The Environmental and Energy Study Institute (EESI) deeply regrets President Trump's decision to withdraw from the Paris Climate Agreement.

"Seventy-six years ago, the United States led the free world in defeating an existential menace. Today, the world is confronted with another existential menace: climate change. But instead of stepping up to the plate and assuming its leadership role, the United States is shirking its responsibilities. The rest of the world must not succumb to the same mistake, but rally to defend the agreement," said EESI Chair Jared Blum.

According to Carol Werner, EESI's Executive Director, "Withdrawing from the Paris Climate Agreement is analogous to 'cutting off one's nose to spite one's face.' Such action cedes global leadership to China and Europe, which are announcing their plans to jointly step up their roles. It also flies in the face of the many cities, states, and companies across the country that are committed to moving forward on clean energy, resilience and adaptation because that is what makes sense economically. And Trump's action ignores the majority of Americans across the country who have consistently supported the Paris Climate Agreement and who want the United States to take more action and leadership on climate change. This action does not make America great."

“As a business stakeholder participant in numerous U.N. climate meetings over the past twenty years, I saw first- hand the ability of U.S. negotiators at those meetings to promote global policies ensuring American technology and business interests would benefit from U.S. leadership in those forums," noted Jared Blum. "Abandoning the Paris Agreement is essentially abandoning American economic interests at a critical time as the remainder of the world moves toward confronting climate issues."

The Paris Agreement calls on the world's nations to keep global warming significantly below 2 degrees Celsius (3.6 degrees Fahrenheit) by transitioning to cleaner energy sources and by promoting energy efficiency.

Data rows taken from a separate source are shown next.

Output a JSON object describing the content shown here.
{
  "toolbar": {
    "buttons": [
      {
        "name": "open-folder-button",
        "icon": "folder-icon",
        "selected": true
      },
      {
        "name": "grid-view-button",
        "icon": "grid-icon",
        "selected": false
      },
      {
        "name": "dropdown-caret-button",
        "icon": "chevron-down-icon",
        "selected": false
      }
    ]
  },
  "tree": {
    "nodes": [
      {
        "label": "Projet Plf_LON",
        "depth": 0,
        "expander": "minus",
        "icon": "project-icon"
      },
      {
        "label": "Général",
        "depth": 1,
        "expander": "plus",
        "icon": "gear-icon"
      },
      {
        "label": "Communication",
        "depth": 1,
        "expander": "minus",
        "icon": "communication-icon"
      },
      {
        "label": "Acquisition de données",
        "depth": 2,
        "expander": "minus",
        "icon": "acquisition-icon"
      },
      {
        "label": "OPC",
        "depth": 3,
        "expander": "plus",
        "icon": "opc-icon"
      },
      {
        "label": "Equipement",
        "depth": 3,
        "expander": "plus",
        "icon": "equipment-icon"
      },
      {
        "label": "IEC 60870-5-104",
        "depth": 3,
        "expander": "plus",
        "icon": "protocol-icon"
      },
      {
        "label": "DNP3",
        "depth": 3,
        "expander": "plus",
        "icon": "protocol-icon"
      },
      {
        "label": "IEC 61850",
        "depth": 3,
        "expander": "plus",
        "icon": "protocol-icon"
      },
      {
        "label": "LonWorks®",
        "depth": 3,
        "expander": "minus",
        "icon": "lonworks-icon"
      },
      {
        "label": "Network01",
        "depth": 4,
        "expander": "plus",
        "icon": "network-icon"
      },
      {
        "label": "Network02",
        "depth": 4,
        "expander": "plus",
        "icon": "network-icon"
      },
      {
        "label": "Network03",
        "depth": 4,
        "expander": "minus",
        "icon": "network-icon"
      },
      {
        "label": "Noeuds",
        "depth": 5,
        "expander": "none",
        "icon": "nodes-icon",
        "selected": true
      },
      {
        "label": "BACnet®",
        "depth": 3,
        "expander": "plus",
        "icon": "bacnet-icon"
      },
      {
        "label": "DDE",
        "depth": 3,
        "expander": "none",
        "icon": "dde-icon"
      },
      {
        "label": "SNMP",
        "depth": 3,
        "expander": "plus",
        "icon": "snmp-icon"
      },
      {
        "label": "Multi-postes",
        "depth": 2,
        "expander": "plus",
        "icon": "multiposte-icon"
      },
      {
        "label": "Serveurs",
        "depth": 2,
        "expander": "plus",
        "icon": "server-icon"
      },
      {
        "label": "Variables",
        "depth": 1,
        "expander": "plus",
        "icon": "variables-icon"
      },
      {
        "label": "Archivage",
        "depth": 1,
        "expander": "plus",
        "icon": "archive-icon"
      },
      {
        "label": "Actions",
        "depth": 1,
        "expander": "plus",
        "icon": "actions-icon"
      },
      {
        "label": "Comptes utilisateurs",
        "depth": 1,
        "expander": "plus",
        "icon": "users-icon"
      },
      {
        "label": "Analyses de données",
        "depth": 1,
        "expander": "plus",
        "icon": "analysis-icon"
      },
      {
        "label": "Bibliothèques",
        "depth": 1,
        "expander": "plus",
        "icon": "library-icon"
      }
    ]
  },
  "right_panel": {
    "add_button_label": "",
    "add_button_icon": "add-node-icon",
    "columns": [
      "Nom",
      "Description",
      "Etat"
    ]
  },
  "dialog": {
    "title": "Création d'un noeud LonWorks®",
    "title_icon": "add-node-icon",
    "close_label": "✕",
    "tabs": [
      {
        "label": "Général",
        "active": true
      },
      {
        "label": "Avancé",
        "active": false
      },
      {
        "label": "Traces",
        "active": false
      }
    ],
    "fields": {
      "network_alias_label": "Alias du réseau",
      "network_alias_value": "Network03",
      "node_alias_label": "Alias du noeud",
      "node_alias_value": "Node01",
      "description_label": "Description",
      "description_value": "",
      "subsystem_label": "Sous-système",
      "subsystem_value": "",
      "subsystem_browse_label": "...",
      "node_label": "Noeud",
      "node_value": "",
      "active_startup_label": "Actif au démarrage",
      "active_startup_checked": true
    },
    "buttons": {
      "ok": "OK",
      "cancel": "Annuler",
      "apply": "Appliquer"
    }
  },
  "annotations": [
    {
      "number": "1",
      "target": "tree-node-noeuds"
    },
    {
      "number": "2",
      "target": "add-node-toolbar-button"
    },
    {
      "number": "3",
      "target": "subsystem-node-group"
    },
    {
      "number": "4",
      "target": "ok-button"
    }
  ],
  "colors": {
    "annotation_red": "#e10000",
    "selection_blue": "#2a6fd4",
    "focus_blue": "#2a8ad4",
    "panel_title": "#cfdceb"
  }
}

With almost universal support from the world's nations, the Paris Agreement entered into force in record time in October 2016. At present, 195 nations have signed the Agreement, with only two countries not participating: Syria (whose government is subject to international sanctions and travel restrictions) and Nicaragua (which felt the Agreement did not go far enough).

"The Trump Administration's decision is certainly a setback for global climate action, and a setback for America's influence in the world. By backing out despite pleas from its allies and friends, the United States is indicating that its word cannot be trusted," said Carol Werner. "We should have learned our lesson: this is the second time the United States has signed but then walked away from a major climate agreement. President George W. Bush failed to anticipate the strong pushback he would receive after he left the 1997 Kyoto Protocol, and the diplomatic fallout continued throughout his entire presidency. I expect the same thing will happen again, making it more difficult for the United States to achieve its international goals. Moreover, the United States may lose countless economic and business opportunities, domestically and internationally, as a result—harming our global relations and our ability to compete."

"The Paris Climate Agreement depends on peer pressure to succeed, as there is no enforcement mechanism," noted Carol Werner. "Unfortunately, by withdrawing from the Agreement, the United States is reducing the pressure on other nations to live up to their commitments, which undermines the hard-won global consensus to act against climate change." The United States has until recently been the largest emitter of carbon dioxide, and its pledges made up 21 percent of the total emissions cuts laid out in the Paris Agreement.

Following Trump's electoral victory, more than 190 countries and the European Union reaffirmed their commitment to the Paris Climate Agreement in the Marrakech Action Proclamation of November 2016. China, India, and the European Union have all announced their determination to stick to their pledges. It is critical that they do so, as time is running out: 2016 was the hottest year on record, following on the heels of 2014 and 2015, which were both record-breaking as well.